Like most wedding preparations, these shoes were just one of many details.

The wedding? Simply magical.img_6809

 

Thomas Fenske is a writer living in North Carolina. His latest novel, a Curse That Bites Deep has just been released. More info: http://thefensk.com

Don’t Take My Word For It

I’m stoked about my first teview.  It’s from the tometender review blog (a top-rated GoodReads reviewer!).  

http://tometender.blogspot.com/2016/10/a-curse-that-bites-deep-by-thomas-fenske.html?m=1&zx=ccdbf732a0f14b9b

A Curse That Bites Deep is available in paperback from Amazon or in eBook format from Amazon, Barnes&Noble, iBooks, Kobo, and Smashwords.  Buy links here … http://www.thefensk.com

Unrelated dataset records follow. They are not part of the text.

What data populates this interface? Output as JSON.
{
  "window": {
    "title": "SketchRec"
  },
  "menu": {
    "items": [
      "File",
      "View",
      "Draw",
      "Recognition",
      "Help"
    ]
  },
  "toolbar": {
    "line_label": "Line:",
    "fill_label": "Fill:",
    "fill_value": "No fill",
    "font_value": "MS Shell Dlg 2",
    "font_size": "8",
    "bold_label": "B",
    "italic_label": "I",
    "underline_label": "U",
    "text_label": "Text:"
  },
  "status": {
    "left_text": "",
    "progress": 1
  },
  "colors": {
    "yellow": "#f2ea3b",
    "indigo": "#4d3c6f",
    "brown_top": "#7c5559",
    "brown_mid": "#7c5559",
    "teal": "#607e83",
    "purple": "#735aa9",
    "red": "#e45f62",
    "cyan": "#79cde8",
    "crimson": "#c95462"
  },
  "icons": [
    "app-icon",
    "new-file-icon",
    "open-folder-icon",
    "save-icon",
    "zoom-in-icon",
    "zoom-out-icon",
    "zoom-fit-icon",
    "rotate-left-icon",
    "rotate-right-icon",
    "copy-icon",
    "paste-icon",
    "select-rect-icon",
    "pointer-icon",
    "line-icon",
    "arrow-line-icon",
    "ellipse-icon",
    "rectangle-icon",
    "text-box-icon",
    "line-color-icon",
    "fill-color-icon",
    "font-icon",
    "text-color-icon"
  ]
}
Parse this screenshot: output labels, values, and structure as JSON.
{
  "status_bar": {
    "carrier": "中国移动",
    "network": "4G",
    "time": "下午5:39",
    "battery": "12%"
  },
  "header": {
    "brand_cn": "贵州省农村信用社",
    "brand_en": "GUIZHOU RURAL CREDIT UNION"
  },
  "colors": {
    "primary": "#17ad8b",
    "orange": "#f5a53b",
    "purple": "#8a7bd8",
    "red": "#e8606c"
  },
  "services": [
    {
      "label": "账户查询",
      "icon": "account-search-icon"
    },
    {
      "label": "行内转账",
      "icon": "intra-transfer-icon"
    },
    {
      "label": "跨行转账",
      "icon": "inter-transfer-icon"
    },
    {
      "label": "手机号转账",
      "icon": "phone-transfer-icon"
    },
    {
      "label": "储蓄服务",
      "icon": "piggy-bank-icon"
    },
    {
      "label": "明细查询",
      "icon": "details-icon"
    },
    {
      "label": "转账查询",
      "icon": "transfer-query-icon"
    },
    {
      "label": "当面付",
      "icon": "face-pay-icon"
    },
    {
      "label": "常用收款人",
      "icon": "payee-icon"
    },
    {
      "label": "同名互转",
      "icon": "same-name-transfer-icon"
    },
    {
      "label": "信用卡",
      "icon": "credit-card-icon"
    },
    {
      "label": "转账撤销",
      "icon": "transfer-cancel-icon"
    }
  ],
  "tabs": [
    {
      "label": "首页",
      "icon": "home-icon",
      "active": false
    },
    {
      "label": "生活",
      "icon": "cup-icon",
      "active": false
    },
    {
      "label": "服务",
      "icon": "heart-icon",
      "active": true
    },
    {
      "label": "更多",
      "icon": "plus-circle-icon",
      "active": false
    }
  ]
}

Help me get rhe news out, please reblog!  

Book Release / Giveaway!

Judgement day

At long last, my second novel, A Curse That Bites Deep has been published.  To help celebrate the release, I’m giving away several kindle copies through Amazon.

Ah, as with most things associated with a curse, there’s a catch.  Follow me on Twitter.  Not a big deal, the giveaway will guide you.

Here’s the link: https://giveaway.amazon.com/p/21b5f6291cccaac8

 

If you happen to win, please favor me with a review.  If you don’t happen to win, hey, you can still be bitten by the curse, and $3.99 is not really that much … it’s likely cheaper than a latte.

More information at http://thefensk.com